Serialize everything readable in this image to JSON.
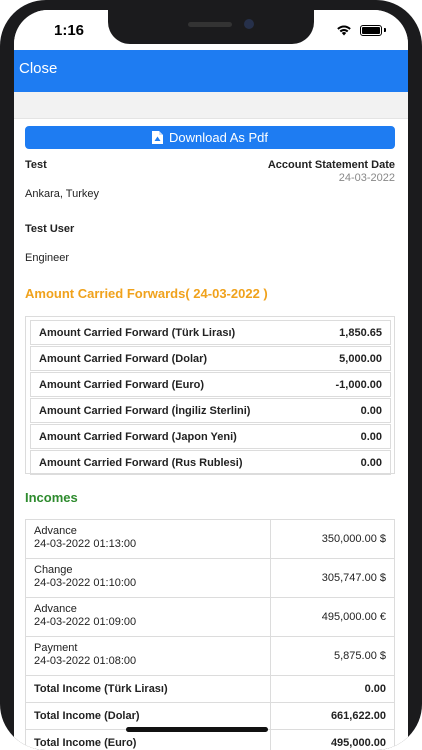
{
  "status_bar": {
    "time": "1:16"
  },
  "nav": {
    "close_label": "Close"
  },
  "download": {
    "label": "Download As Pdf"
  },
  "company": {
    "name": "Test",
    "city": "Ankara, Turkey"
  },
  "statement": {
    "label": "Account Statement Date",
    "date": "24-03-2022"
  },
  "user": {
    "name": "Test User",
    "title": "Engineer"
  },
  "carried": {
    "title": "Amount Carried Forwards( 24-03-2022 )",
    "rows": [
      {
        "label": "Amount Carried Forward (Türk Lirası)",
        "value": "1,850.65"
      },
      {
        "label": "Amount Carried Forward (Dolar)",
        "value": "5,000.00"
      },
      {
        "label": "Amount Carried Forward (Euro)",
        "value": "-1,000.00"
      },
      {
        "label": "Amount Carried Forward (İngiliz Sterlini)",
        "value": "0.00"
      },
      {
        "label": "Amount Carried Forward (Japon Yeni)",
        "value": "0.00"
      },
      {
        "label": "Amount Carried Forward (Rus Rublesi)",
        "value": "0.00"
      }
    ]
  },
  "incomes": {
    "title": "Incomes",
    "rows": [
      {
        "type": "Advance",
        "datetime": "24-03-2022 01:13:00",
        "amount": "350,000.00 $"
      },
      {
        "type": "Change",
        "datetime": "24-03-2022 01:10:00",
        "amount": "305,747.00 $"
      },
      {
        "type": "Advance",
        "datetime": "24-03-2022 01:09:00",
        "amount": "495,000.00 €"
      },
      {
        "type": "Payment",
        "datetime": "24-03-2022 01:08:00",
        "amount": "5,875.00 $"
      }
    ],
    "totals": [
      {
        "label": "Total Income (Türk Lirası)",
        "value": "0.00"
      },
      {
        "label": "Total Income (Dolar)",
        "value": "661,622.00"
      },
      {
        "label": "Total Income (Euro)",
        "value": "495,000.00"
      }
    ]
  },
  "colors": {
    "accent": "#1e7cf2",
    "orange": "#f0a21c",
    "green": "#2e8b2e"
  }
}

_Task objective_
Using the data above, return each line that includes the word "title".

_Result for this exercise_
    "title": "Engineer"
    "title": "Amount Carried Forwards( 24-03-2022 )",
    "title": "Incomes",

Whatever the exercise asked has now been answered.